### Goal of the exercise
Write out the data again exactly, skipping every picture.

### Information shown
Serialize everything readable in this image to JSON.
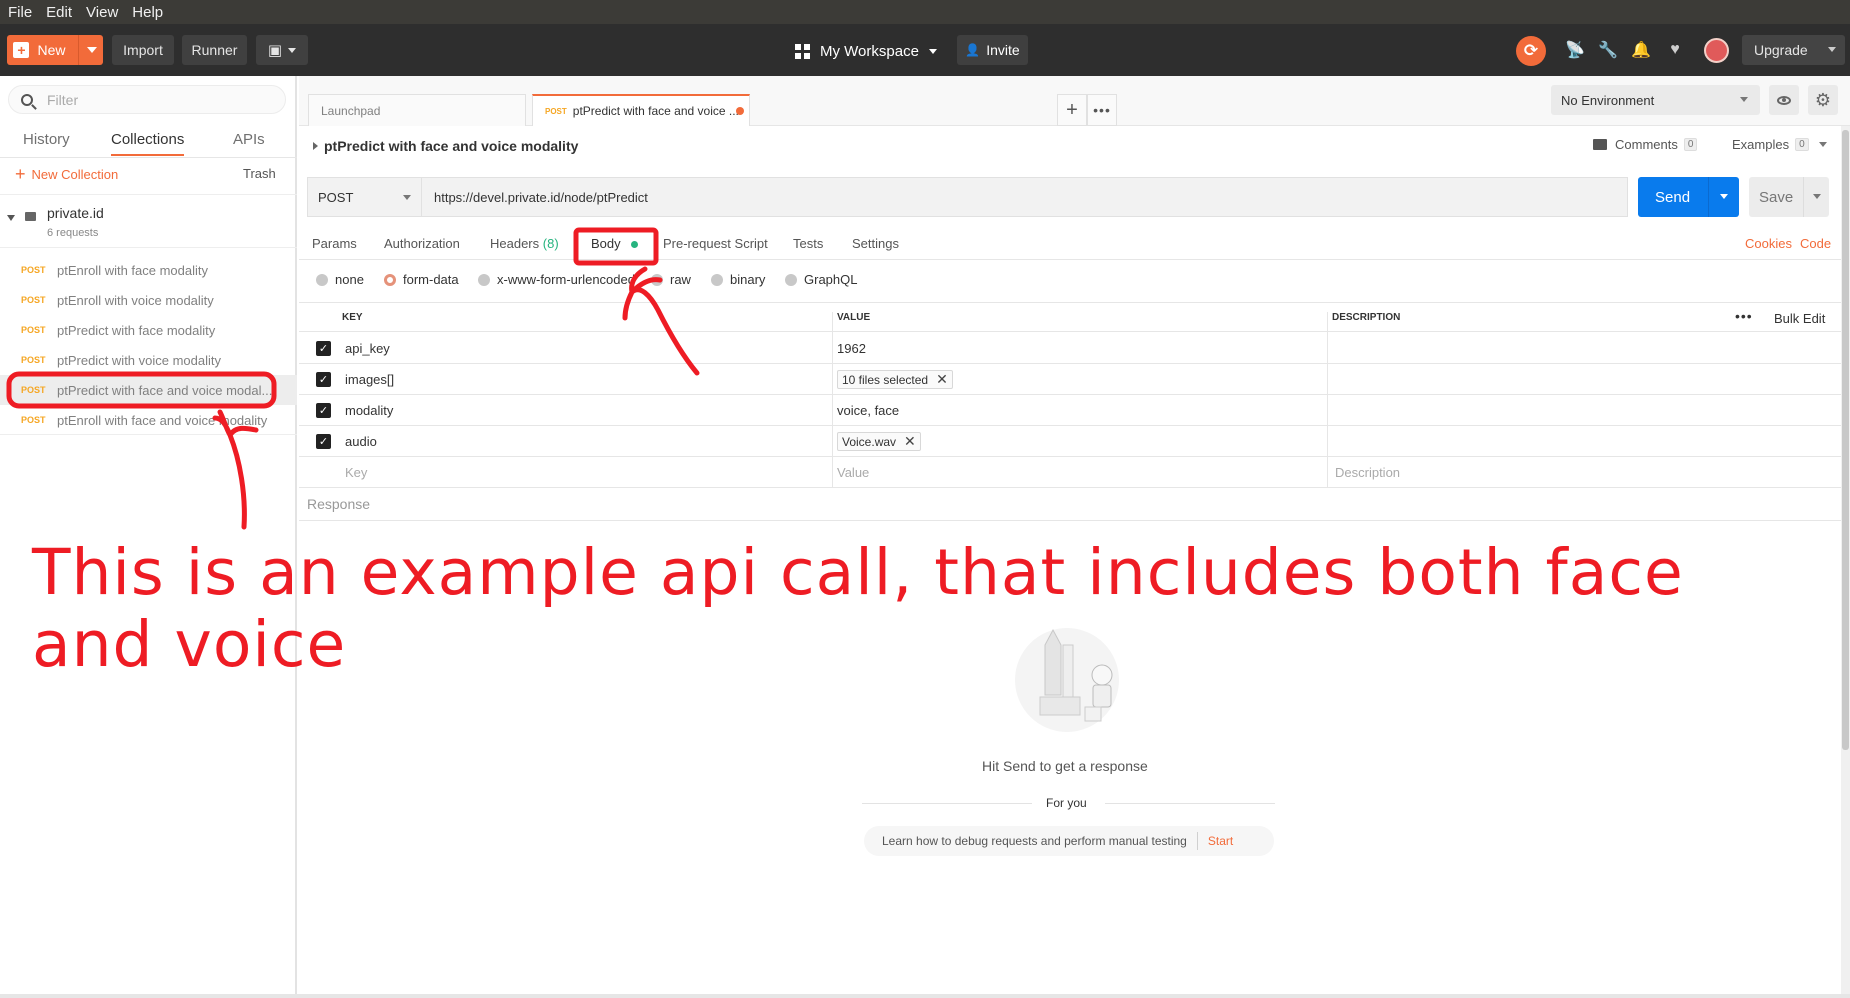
{
  "menu": [
    "File",
    "Edit",
    "View",
    "Help"
  ],
  "header": {
    "new_label": "New",
    "import_label": "Import",
    "runner_label": "Runner",
    "workspace_label": "My Workspace",
    "invite_label": "Invite",
    "upgrade_label": "Upgrade"
  },
  "sidebar": {
    "filter_placeholder": "Filter",
    "tabs": [
      "History",
      "Collections",
      "APIs"
    ],
    "active_tab": "Collections",
    "new_collection": "New Collection",
    "trash": "Trash",
    "collection": {
      "name": "private.id",
      "count": "6 requests"
    },
    "requests": [
      {
        "method": "POST",
        "name": "ptEnroll with face modality"
      },
      {
        "method": "POST",
        "name": "ptEnroll with voice modality"
      },
      {
        "method": "POST",
        "name": "ptPredict with face modality"
      },
      {
        "method": "POST",
        "name": "ptPredict with voice modality"
      },
      {
        "method": "POST",
        "name": "ptPredict with face and voice modal..."
      },
      {
        "method": "POST",
        "name": "ptEnroll with face and voice modality"
      }
    ]
  },
  "tabs": [
    {
      "label": "Launchpad"
    },
    {
      "method": "POST",
      "label": "ptPredict with face and voice ..."
    }
  ],
  "environment": {
    "selected": "No Environment"
  },
  "request": {
    "title": "ptPredict with face and voice modality",
    "comments_label": "Comments",
    "comments_count": "0",
    "examples_label": "Examples",
    "examples_count": "0",
    "method": "POST",
    "url": "https://devel.private.id/node/ptPredict",
    "send_label": "Send",
    "save_label": "Save"
  },
  "subtabs": {
    "params": "Params",
    "authorization": "Authorization",
    "headers": "Headers",
    "headers_count": "(8)",
    "body": "Body",
    "prerequest": "Pre-request Script",
    "tests": "Tests",
    "settings": "Settings",
    "cookies": "Cookies",
    "code": "Code"
  },
  "body_modes": [
    "none",
    "form-data",
    "x-www-form-urlencoded",
    "raw",
    "binary",
    "GraphQL"
  ],
  "body_mode_selected": "form-data",
  "table": {
    "headers": {
      "key": "KEY",
      "value": "VALUE",
      "description": "DESCRIPTION"
    },
    "bulk_edit": "Bulk Edit",
    "rows": [
      {
        "key": "api_key",
        "value": "1962",
        "type": "text"
      },
      {
        "key": "images[]",
        "value": "10 files selected",
        "type": "file"
      },
      {
        "key": "modality",
        "value": "voice, face",
        "type": "text"
      },
      {
        "key": "audio",
        "value": "Voice.wav",
        "type": "file"
      }
    ],
    "placeholders": {
      "key": "Key",
      "value": "Value",
      "description": "Description"
    }
  },
  "response": {
    "label": "Response",
    "empty_message": "Hit Send to get a response",
    "for_you": "For you",
    "learn_text": "Learn how to debug requests and perform manual testing",
    "start_label": "Start"
  },
  "annotation": {
    "text": "This is an example api call, that includes both face and voice",
    "color": "#ee1c24"
  },
  "colors": {
    "accent": "#f26b3a",
    "send": "#097bed",
    "post": "#f5a623",
    "success": "#26b47f"
  }
}
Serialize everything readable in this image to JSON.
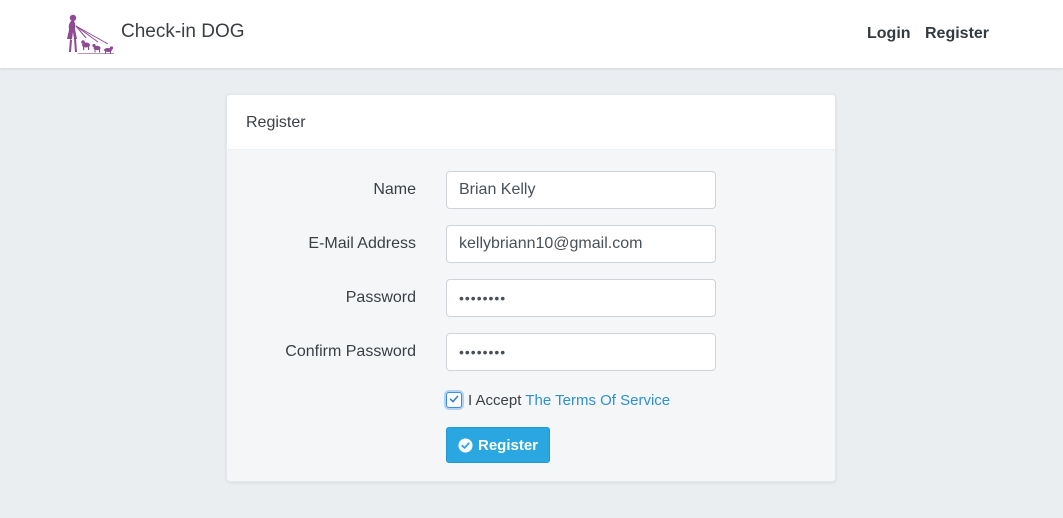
{
  "navbar": {
    "brand": "Check-in DOG",
    "logo_icon": "dog-walker-logo-icon",
    "links": [
      {
        "label": "Login"
      },
      {
        "label": "Register"
      }
    ]
  },
  "card": {
    "title": "Register",
    "fields": {
      "name": {
        "label": "Name",
        "value": "Brian Kelly"
      },
      "email": {
        "label": "E-Mail Address",
        "value": "kellybriann10@gmail.com"
      },
      "password": {
        "label": "Password",
        "value": "••••••••"
      },
      "confirm_password": {
        "label": "Confirm Password",
        "value": "••••••••"
      }
    },
    "terms": {
      "checked": true,
      "prefix": "I Accept",
      "link_label": "The Terms Of Service"
    },
    "submit": {
      "label": "Register",
      "icon": "check-circle-icon"
    }
  },
  "colors": {
    "background": "#ebeef1",
    "accent": "#2aa6e0",
    "link": "#2e8fd1",
    "logo": "#8e4b93"
  }
}
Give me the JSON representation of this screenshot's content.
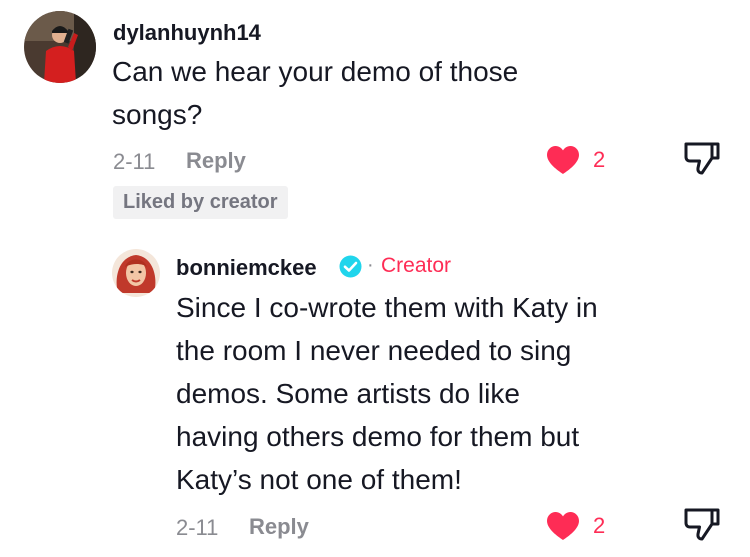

### Your response
Serialize everything readable in this image to JSON.
{
  "menu": [
    "File",
    "Edit",
    "View",
    "Help"
  ],
  "header": {
    "new_label": "New",
    "import_label": "Import",
    "runner_label": "Runner",
    "workspace_label": "My Workspace",
    "invite_label": "Invite",
    "upgrade_label": "Upgrade"
  },
  "sidebar": {
    "filter_placeholder": "Filter",
    "tabs": [
      "History",
      "Collections",
      "APIs"
    ],
    "active_tab": "Collections",
    "new_collection": "New Collection",
    "trash": "Trash",
    "collection": {
      "name": "private.id",
      "count": "6 requests"
    },
    "requests": [
      {
        "method": "POST",
        "name": "ptEnroll with face modality"
      },
      {
        "method": "POST",
        "name": "ptEnroll with voice modality"
      },
      {
        "method": "POST",
        "name": "ptPredict with face modality"
      },
      {
        "method": "POST",
        "name": "ptPredict with voice modality"
      },
      {
        "method": "POST",
        "name": "ptPredict with face and voice modal..."
      },
      {
        "method": "POST",
        "name": "ptEnroll with face and voice modality"
      }
    ]
  },
  "tabs": [
    {
      "label": "Launchpad"
    },
    {
      "method": "POST",
      "label": "ptPredict with face and voice ..."
    }
  ],
  "environment": {
    "selected": "No Environment"
  },
  "request": {
    "title": "ptPredict with face and voice modality",
    "comments_label": "Comments",
    "comments_count": "0",
    "examples_label": "Examples",
    "examples_count": "0",
    "method": "POST",
    "url": "https://devel.private.id/node/ptPredict",
    "send_label": "Send",
    "save_label": "Save"
  },
  "subtabs": {
    "params": "Params",
    "authorization": "Authorization",
    "headers": "Headers",
    "headers_count": "(8)",
    "body": "Body",
    "prerequest": "Pre-request Script",
    "tests": "Tests",
    "settings": "Settings",
    "cookies": "Cookies",
    "code": "Code"
  },
  "body_modes": [
    "none",
    "form-data",
    "x-www-form-urlencoded",
    "raw",
    "binary",
    "GraphQL"
  ],
  "body_mode_selected": "form-data",
  "table": {
    "headers": {
      "key": "KEY",
      "value": "VALUE",
      "description": "DESCRIPTION"
    },
    "bulk_edit": "Bulk Edit",
    "rows": [
      {
        "key": "api_key",
        "value": "1962",
        "type": "text"
      },
      {
        "key": "images[]",
        "value": "10 files selected",
        "type": "file"
      },
      {
        "key": "modality",
        "value": "voice, face",
        "type": "text"
      },
      {
        "key": "audio",
        "value": "Voice.wav",
        "type": "file"
      }
    ],
    "placeholders": {
      "key": "Key",
      "value": "Value",
      "description": "Description"
    }
  },
  "response": {
    "label": "Response",
    "empty_message": "Hit Send to get a response",
    "for_you": "For you",
    "learn_text": "Learn how to debug requests and perform manual testing",
    "start_label": "Start"
  },
  "annotation": {
    "text": "This is an example api call, that includes both face and voice",
    "color": "#ee1c24"
  },
  "colors": {
    "accent": "#f26b3a",
    "send": "#097bed",
    "post": "#f5a623",
    "success": "#26b47f"
  }
}
Serialize everything readable in this image to JSON.
{
  "navbar": {
    "brand": "Check-in DOG",
    "logo_icon": "dog-walker-logo-icon",
    "links": [
      {
        "label": "Login"
      },
      {
        "label": "Register"
      }
    ]
  },
  "card": {
    "title": "Register",
    "fields": {
      "name": {
        "label": "Name",
        "value": "Brian Kelly"
      },
      "email": {
        "label": "E-Mail Address",
        "value": "kellybriann10@gmail.com"
      },
      "password": {
        "label": "Password",
        "value": "••••••••"
      },
      "confirm_password": {
        "label": "Confirm Password",
        "value": "••••••••"
      }
    },
    "terms": {
      "checked": true,
      "prefix": "I Accept",
      "link_label": "The Terms Of Service"
    },
    "submit": {
      "label": "Register",
      "icon": "check-circle-icon"
    }
  },
  "colors": {
    "background": "#ebeef1",
    "accent": "#2aa6e0",
    "link": "#2e8fd1",
    "logo": "#8e4b93"
  }
}
Give me the JSON representation of this screenshot's content.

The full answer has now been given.